The project required seven years of work, and resulted in a space that Piano has called "both sacred and profane, with a link to the city in its everyday, urban dimension. It also has the spiritual dimension, with music, singing, entertainment."
Piano's work on the Parco della Musica, particularly his innovative use of natural stone, was honored with a Marble Architectural Award (MAA) from Internazionale Marmi e Macchine (IMM), the organizers of CarraraMarmotec, the international trade fair. These awards annually honor the work of architects and designers who have used Italian marble and stone in their work, and they focus on a geographical area of the world each year. In acknowledging Piano's work, the MAA judges cited his use of travertine, "the quintessentially Roman material." Additionally, Piano was praised for "giving universal dignity to a place of socialization, which is heavily marked by stone."
Fondation Beyeler Museum, Riehen, Switzerland
Piano's stonework for the Fondation Beyeler Museum, which has been widely acclaimed by architecture professionals, utilized porphyry from Argentina. The Fondation Beyeler consists of three parts: the Berower Park, acquired by the Riehen authorities in 1976, the 18th century Berower Villa, which houses the restaurant and offices, and the museum by Renzo Piano.

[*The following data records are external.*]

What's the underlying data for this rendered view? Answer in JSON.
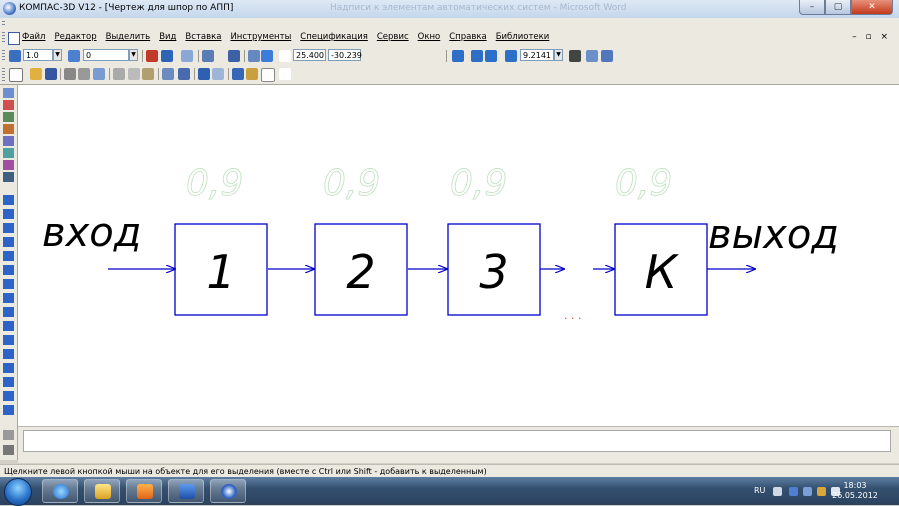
{
  "window": {
    "title": "КОМПАС-3D V12 - [Чертеж для шпор по АПП]",
    "faded_title": "Надписи к элементам автоматических систем - Microsoft Word",
    "min_label": "–",
    "max_label": "▢",
    "close_label": "✕"
  },
  "menu": {
    "items": [
      "Файл",
      "Редактор",
      "Выделить",
      "Вид",
      "Вставка",
      "Инструменты",
      "Спецификация",
      "Сервис",
      "Окно",
      "Справка",
      "Библиотеки"
    ],
    "mdi_controls": "– ▫ ×"
  },
  "toolbar": {
    "line_width": "1.0",
    "layer": "0",
    "coord_x": "25.400",
    "coord_y": "-30.239",
    "zoom": "9.2141"
  },
  "diagram": {
    "input_label": "вход",
    "output_label": "выход",
    "blocks": [
      "1",
      "2",
      "3",
      "К"
    ],
    "coefficients": [
      "0,9",
      "0,9",
      "0,9",
      "0,9"
    ],
    "ellipsis": "· · ·",
    "colors": {
      "block": "#0000cc",
      "arrow": "#0000cc",
      "text": "#000000",
      "coef": "#cfe8cf",
      "dots": "#e04040"
    }
  },
  "status": {
    "hint": "Щелкните левой кнопкой мыши на объекте для его выделения (вместе с Ctrl или Shift - добавить к выделенным)"
  },
  "taskbar": {
    "language": "RU",
    "time": "18:03",
    "date": "26.05.2012"
  }
}
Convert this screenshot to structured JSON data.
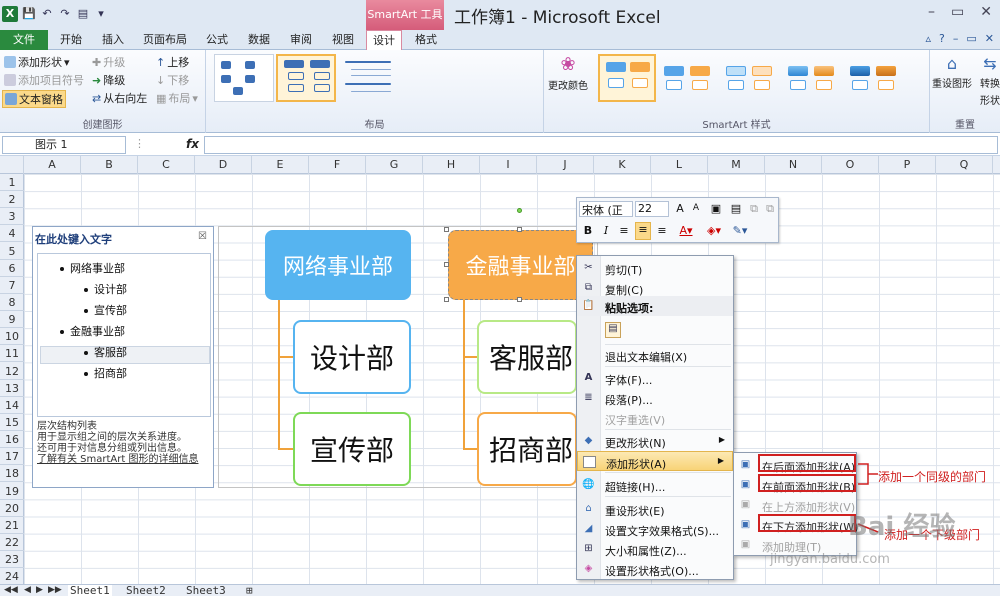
{
  "app": {
    "title": "工作簿1 - Microsoft Excel",
    "context_tool": "SmartArt 工具",
    "window_buttons": [
      "–",
      "▭",
      "✕"
    ]
  },
  "tabs": [
    "文件",
    "开始",
    "插入",
    "页面布局",
    "公式",
    "数据",
    "审阅",
    "视图",
    "设计",
    "格式"
  ],
  "ribbon": {
    "create_graphic": {
      "title": "创建图形",
      "add_shape": "添加形状",
      "add_bullet": "添加项目符号",
      "text_pane": "文本窗格",
      "promote": "升级",
      "demote": "降级",
      "right_to_left": "从右向左",
      "move_up": "上移",
      "move_down": "下移",
      "layout": "布局"
    },
    "layouts": {
      "title": "布局"
    },
    "styles": {
      "title": "SmartArt 样式",
      "change_colors": "更改颜色"
    },
    "reset": {
      "title": "重置",
      "reset_graphic": "重设图形",
      "convert": "转换",
      "convert2": "形状"
    }
  },
  "formula_bar": {
    "name_box": "图示 1",
    "fx": "fx"
  },
  "columns": [
    "A",
    "B",
    "C",
    "D",
    "E",
    "F",
    "G",
    "H",
    "I",
    "J",
    "K",
    "L",
    "M",
    "N",
    "O",
    "P",
    "Q"
  ],
  "rows": [
    "1",
    "2",
    "3",
    "4",
    "5",
    "6",
    "7",
    "8",
    "9",
    "10",
    "11",
    "12",
    "13",
    "14",
    "15",
    "16",
    "17",
    "18",
    "19",
    "20",
    "21",
    "22",
    "23",
    "24"
  ],
  "sheets": [
    "Sheet1",
    "Sheet2",
    "Sheet3"
  ],
  "text_pane": {
    "header": "在此处键入文字",
    "close": "☒",
    "items": [
      {
        "level": 1,
        "text": "网络事业部"
      },
      {
        "level": 2,
        "text": "设计部"
      },
      {
        "level": 2,
        "text": "宣传部"
      },
      {
        "level": 1,
        "text": "金融事业部"
      },
      {
        "level": 2,
        "text": "客服部"
      },
      {
        "level": 2,
        "text": "招商部"
      }
    ],
    "desc_title": "层次结构列表",
    "desc_line1": "用于显示组之间的层次关系进度。",
    "desc_line2": "还可用于对信息分组或列出信息。",
    "desc_link": "了解有关 SmartArt 图形的详细信息"
  },
  "smartart": {
    "top_left": "网络事业部",
    "top_right": "金融事业部",
    "left_children": [
      "设计部",
      "宣传部"
    ],
    "right_children": [
      "客服部",
      "招商部"
    ],
    "colors": {
      "blue": "#56b4f0",
      "orange": "#f7a948",
      "child_border_left1": "#56b4f0",
      "child_border_left2": "#7ed957",
      "child_border_right1": "#b8e986",
      "child_border_right2": "#f7a948"
    }
  },
  "mini_toolbar": {
    "font": "宋体 (正",
    "size": "22",
    "grow": "A",
    "shrink": "A",
    "bold": "B",
    "italic": "I"
  },
  "context_menu": {
    "cut": "剪切(T)",
    "copy": "复制(C)",
    "paste_options": "粘贴选项:",
    "exit_edit": "退出文本编辑(X)",
    "font": "字体(F)...",
    "paragraph": "段落(P)...",
    "reconvert": "汉字重选(V)",
    "change_shape": "更改形状(N)",
    "add_shape": "添加形状(A)",
    "hyperlink": "超链接(H)...",
    "reset_shape": "重设形状(E)",
    "text_effects": "设置文字效果格式(S)...",
    "size_props": "大小和属性(Z)...",
    "format_shape": "设置形状格式(O)..."
  },
  "submenu": {
    "add_after": "在后面添加形状(A)",
    "add_before": "在前面添加形状(B)",
    "add_above": "在上方添加形状(V)",
    "add_below": "在下方添加形状(W)",
    "add_assistant": "添加助理(T)"
  },
  "annotations": {
    "same_level": "添加一个同级的部门",
    "sub_level": "添加一个下级部门"
  },
  "watermark": {
    "text1": "Bai 经验",
    "text2": "jingyan.baidu.com"
  }
}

In 1991, Piano was invited to develop an architectural concept for the Fondation. Piano described the assignment as follows: "A museum should attempt to interpret the quality of the collection and define its relationship with the outside world. This means taking an active, but not an aggressive role." Two years later, following a referendum held in Riehen, permission was given to build the museum. Construction work began the following year and continued until the fall of 1997.
The elongated museum building covers the whole breadth of the narrow plot of ground situated between a busy main road and a protected area of farmland. It combines two contrasting motifs -- long, solid walls and a light, "floating" glass roof. All of the external walls are clad with red porphyry from Patagonia (Argentina).

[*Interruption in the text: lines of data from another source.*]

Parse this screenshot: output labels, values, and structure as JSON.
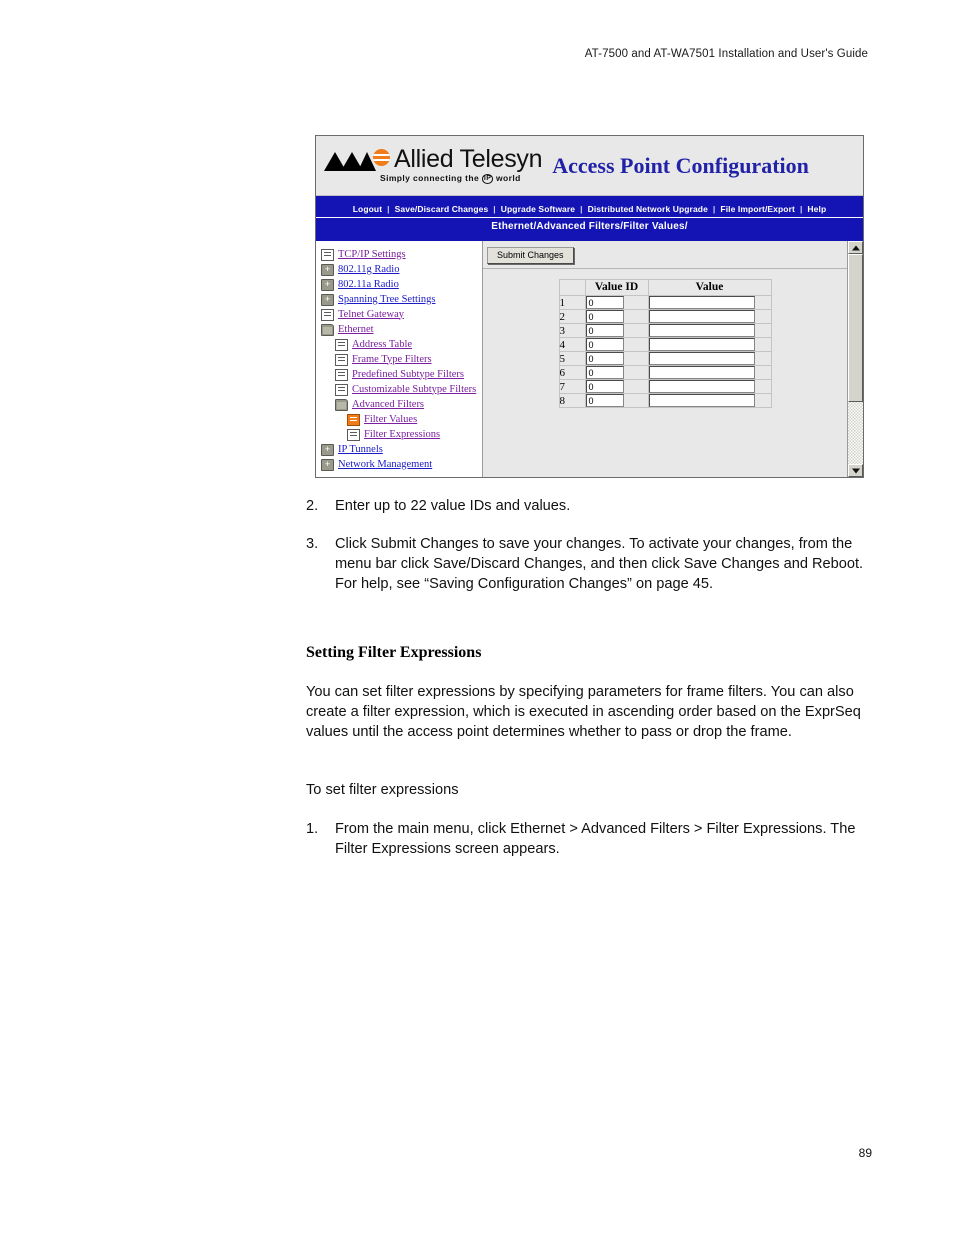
{
  "document": {
    "header": "AT-7500 and AT-WA7501  Installation and User's Guide",
    "page_number": "89"
  },
  "screenshot": {
    "banner": {
      "logo_word": "Allied Telesyn",
      "logo_tagline_before": "Simply  connecting  the",
      "logo_tagline_ip": "IP",
      "logo_tagline_after": "world",
      "title": "Access Point Configuration",
      "brand_blue": "#2222a8",
      "logo_orange": "#f07d1a"
    },
    "menubar": {
      "nav_blue": "#1414b4",
      "items": [
        "Logout",
        "Save/Discard Changes",
        "Upgrade Software",
        "Distributed Network Upgrade",
        "File Import/Export",
        "Help"
      ],
      "separator": "|"
    },
    "breadcrumb": "Ethernet/Advanced Filters/Filter Values/",
    "tree": {
      "items": [
        {
          "label": "TCP/IP Settings",
          "icon": "document-icon",
          "indent": 0,
          "state": "visited"
        },
        {
          "label": "802.11g Radio",
          "icon": "folder-plus-icon",
          "indent": 0,
          "state": "unvisited"
        },
        {
          "label": "802.11a Radio",
          "icon": "folder-plus-icon",
          "indent": 0,
          "state": "unvisited"
        },
        {
          "label": "Spanning Tree Settings",
          "icon": "folder-plus-icon",
          "indent": 0,
          "state": "unvisited"
        },
        {
          "label": "Telnet Gateway",
          "icon": "document-icon",
          "indent": 0,
          "state": "visited"
        },
        {
          "label": "Ethernet",
          "icon": "folder-open-icon",
          "indent": 0,
          "state": "visited"
        },
        {
          "label": "Address Table",
          "icon": "document-icon",
          "indent": 1,
          "state": "visited"
        },
        {
          "label": "Frame Type Filters",
          "icon": "document-icon",
          "indent": 1,
          "state": "visited"
        },
        {
          "label": "Predefined Subtype Filters",
          "icon": "document-icon",
          "indent": 1,
          "state": "visited"
        },
        {
          "label": "Customizable Subtype Filters",
          "icon": "document-icon",
          "indent": 1,
          "state": "visited"
        },
        {
          "label": "Advanced Filters",
          "icon": "folder-open-icon",
          "indent": 1,
          "state": "visited"
        },
        {
          "label": "Filter Values",
          "icon": "document-active-icon",
          "indent": 2,
          "state": "current"
        },
        {
          "label": "Filter Expressions",
          "icon": "document-icon",
          "indent": 2,
          "state": "visited"
        },
        {
          "label": "IP Tunnels",
          "icon": "folder-plus-icon",
          "indent": 0,
          "state": "unvisited"
        },
        {
          "label": "Network Management",
          "icon": "folder-plus-icon",
          "indent": 0,
          "state": "unvisited"
        }
      ]
    },
    "content": {
      "submit_button": "Submit Changes",
      "table": {
        "headers": [
          "",
          "Value ID",
          "Value"
        ],
        "rows": [
          {
            "num": "1",
            "value_id": "0",
            "value": ""
          },
          {
            "num": "2",
            "value_id": "0",
            "value": ""
          },
          {
            "num": "3",
            "value_id": "0",
            "value": ""
          },
          {
            "num": "4",
            "value_id": "0",
            "value": ""
          },
          {
            "num": "5",
            "value_id": "0",
            "value": ""
          },
          {
            "num": "6",
            "value_id": "0",
            "value": ""
          },
          {
            "num": "7",
            "value_id": "0",
            "value": ""
          },
          {
            "num": "8",
            "value_id": "0",
            "value": ""
          }
        ]
      }
    }
  },
  "body": {
    "step2": {
      "num": "2.",
      "text": "Enter up to 22 value IDs and values."
    },
    "step3": {
      "num": "3.",
      "text": "Click Submit Changes to save your changes. To activate your changes, from the menu bar click Save/Discard Changes, and then click Save Changes and Reboot. For help, see “Saving Configuration Changes” on page 45."
    },
    "section_heading": "Setting Filter Expressions",
    "para1": "You can set filter expressions by specifying parameters for frame filters. You can also create a filter expression, which is executed in ascending order based on the ExprSeq values until the access point determines whether to pass or drop the frame.",
    "para2": "To set filter expressions",
    "step1": {
      "num": "1.",
      "text": "From the main menu, click Ethernet > Advanced Filters > Filter Expressions. The Filter Expressions screen appears."
    }
  }
}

The building is supported by four 416.7-foot-long parallel load-bearing walls placed at intervals of about 23 feet. The two end facades are made of glass and look out over the park. On the road side, the museum is completed by a windowless wall that protects the building and on the inside of which the Art Shop, cloakroom, toilets, etc. are located. Piano has described this wall as a kind of "backbone" or "formative zone" from which the architecture of the whole building develops. On the opposite wall there is a winter garden with a view of the surrounding countryside.

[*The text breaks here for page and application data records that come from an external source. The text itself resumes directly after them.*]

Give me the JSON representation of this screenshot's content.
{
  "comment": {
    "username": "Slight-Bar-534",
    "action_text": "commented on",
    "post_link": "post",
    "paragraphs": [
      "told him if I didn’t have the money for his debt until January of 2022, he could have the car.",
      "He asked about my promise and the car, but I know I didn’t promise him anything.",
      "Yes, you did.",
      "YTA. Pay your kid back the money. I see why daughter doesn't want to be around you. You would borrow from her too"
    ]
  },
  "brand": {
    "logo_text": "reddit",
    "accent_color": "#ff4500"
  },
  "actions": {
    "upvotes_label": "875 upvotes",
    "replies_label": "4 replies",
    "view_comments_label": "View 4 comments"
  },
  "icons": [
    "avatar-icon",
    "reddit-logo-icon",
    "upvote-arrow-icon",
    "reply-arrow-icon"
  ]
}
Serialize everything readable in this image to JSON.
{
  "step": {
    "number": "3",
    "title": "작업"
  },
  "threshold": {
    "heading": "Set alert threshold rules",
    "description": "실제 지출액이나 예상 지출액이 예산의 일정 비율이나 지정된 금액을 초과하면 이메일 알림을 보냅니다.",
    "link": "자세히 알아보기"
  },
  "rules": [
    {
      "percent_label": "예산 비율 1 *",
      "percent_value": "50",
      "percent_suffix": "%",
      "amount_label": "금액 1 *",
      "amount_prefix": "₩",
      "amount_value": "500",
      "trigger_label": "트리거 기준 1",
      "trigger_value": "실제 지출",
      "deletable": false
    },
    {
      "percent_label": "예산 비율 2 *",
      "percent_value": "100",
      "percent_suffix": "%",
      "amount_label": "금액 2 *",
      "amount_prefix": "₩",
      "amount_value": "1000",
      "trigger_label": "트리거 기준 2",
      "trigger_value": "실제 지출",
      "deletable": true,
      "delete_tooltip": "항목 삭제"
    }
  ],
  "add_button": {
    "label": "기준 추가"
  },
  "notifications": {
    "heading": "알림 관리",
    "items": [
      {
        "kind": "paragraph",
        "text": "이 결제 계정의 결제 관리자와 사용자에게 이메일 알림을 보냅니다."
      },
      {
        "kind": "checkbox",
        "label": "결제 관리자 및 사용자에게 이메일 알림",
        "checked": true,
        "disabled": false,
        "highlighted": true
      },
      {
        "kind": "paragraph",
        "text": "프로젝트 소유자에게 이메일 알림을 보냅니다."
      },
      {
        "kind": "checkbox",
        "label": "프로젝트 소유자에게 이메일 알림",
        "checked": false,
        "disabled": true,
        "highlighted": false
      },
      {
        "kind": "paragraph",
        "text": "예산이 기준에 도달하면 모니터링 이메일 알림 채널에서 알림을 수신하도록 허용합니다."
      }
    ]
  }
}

Located between the longitudinal walls, the exhibition rooms dedicated to the permanent collection are arranged in a well-proportioned pattern that can be altered if necessary. The rooms are not organized in any strict linear order, but visitors feel a natural inclination to move in a certain direction. Another distinctive characteristic of the Fondation Beyeler is the absolute serenity of the exhibition rooms, which is unmarred by any technical or design details and is enhanced by the sensitive interplay between the walls, the ceiling and the light-colored French oak floor.
Less than two years after the Fondation Beyeler's inauguration, the museum was extended by nearly 40 feet (between September 1999 and May 2000). The total exhibition space was increased by nearly 5,000 square feet to over 40,000 square feet, offering more flexibility for the organization of exhibitions. Additional space was created on the lower level for events, seminars, new media and offices. At the same time, the museum's grounds were extended to the north so that the building now stands in the center geographically as well as in other respects.